Frequently Asked Questions
How do canonical tags affect SEO?
Canonical tags are an essential part of SEO, as they help Google understand the structure of your website and improve search visibility by consolidating link equity from duplicate pages.
What is canonical issues in SEO?
Canonical issues are a common challenge that webmasters face when it comes to search engine optimization (SEO). When a website has multiple versions of the same URL, with or without different parameters, this can lead to duplicate content and rankings losses in SERPs.
It is important for websites to utilize proper redirects and canonical tagging to avoid these issues.
Are canonical tags necessary for SEO?
Canonical tags are beneficial for SEO, as they help prevent Google from incorrectly indexing multiple copies of the same content. While not essential, they can provide additional assurance that Google will properly prioritize the pages on your website.
Therefore, canonical tags are recommended in order to maximize your SEO efforts.
What is canonical tag and how do you use it?
Canonical tags are an important piece of HTML code that are used to prevent duplicate content in search engine results. They help search engines determine which version of a page is the official one, and should be displayed in SERPs.
By using canonical tags, webmasters can ensure their preferred version of a page is the one indexed by search engines.
Throughout this comprehensive guide, we’ve explored the importance of canonical tags in addressing duplicate content issues and enhancing your website’s SEO performance.
By implementing these tags effectively, following best practices, and troubleshooting common issues, you can improve your website’s visibility and rankings in search engine results.
As you move forward, remember to regularly monitor and audit your canonical tags to ensure optimal SEO performance.
By staying vigilant and adapting to changes in search engine algorithms and best practices, you can maintain a strong online presence and continue to succeed in the ever-evolving world of digital marketing.

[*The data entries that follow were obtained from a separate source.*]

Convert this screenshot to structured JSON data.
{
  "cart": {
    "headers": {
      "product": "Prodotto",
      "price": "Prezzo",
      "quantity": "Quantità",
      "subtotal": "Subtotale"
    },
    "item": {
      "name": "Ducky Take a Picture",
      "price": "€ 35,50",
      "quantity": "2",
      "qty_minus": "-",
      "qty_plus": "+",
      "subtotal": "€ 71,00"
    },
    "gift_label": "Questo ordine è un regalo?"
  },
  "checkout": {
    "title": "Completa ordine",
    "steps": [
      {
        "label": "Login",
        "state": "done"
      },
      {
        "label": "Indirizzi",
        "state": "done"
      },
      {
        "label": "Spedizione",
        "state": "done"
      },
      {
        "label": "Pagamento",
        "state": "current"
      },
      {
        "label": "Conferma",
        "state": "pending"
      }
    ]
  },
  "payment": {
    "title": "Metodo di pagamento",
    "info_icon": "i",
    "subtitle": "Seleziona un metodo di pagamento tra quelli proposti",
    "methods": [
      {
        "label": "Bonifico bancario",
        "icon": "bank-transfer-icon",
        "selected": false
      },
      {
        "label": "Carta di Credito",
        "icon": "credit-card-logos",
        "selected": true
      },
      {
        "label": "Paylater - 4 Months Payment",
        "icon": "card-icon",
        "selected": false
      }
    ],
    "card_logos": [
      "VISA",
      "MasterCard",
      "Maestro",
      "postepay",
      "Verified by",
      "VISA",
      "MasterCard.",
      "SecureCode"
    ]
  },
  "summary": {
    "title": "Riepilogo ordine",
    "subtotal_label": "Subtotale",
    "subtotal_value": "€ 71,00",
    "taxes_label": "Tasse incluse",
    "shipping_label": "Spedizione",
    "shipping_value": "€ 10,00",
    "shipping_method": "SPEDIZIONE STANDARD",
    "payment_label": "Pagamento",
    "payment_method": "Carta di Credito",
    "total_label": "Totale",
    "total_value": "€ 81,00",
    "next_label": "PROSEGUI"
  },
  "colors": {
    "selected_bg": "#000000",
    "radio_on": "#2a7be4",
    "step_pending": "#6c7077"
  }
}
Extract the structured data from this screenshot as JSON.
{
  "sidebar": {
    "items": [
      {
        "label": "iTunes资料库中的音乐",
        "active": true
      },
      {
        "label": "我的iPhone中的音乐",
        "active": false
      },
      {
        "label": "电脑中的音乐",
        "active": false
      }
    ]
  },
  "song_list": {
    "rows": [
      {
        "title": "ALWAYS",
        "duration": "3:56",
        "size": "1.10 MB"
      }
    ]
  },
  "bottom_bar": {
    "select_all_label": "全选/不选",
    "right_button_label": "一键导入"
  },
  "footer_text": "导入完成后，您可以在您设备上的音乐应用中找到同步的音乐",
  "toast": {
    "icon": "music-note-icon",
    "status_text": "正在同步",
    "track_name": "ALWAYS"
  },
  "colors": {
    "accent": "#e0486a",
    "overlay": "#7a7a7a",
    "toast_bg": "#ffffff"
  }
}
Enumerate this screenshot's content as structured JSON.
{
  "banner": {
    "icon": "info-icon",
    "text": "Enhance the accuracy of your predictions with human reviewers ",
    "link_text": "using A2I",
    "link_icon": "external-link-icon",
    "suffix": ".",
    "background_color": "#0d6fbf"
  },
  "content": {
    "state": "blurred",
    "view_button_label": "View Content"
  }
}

Embrace the power of canonical tags and watch your website soar to new heights in search engine rankings and visibility.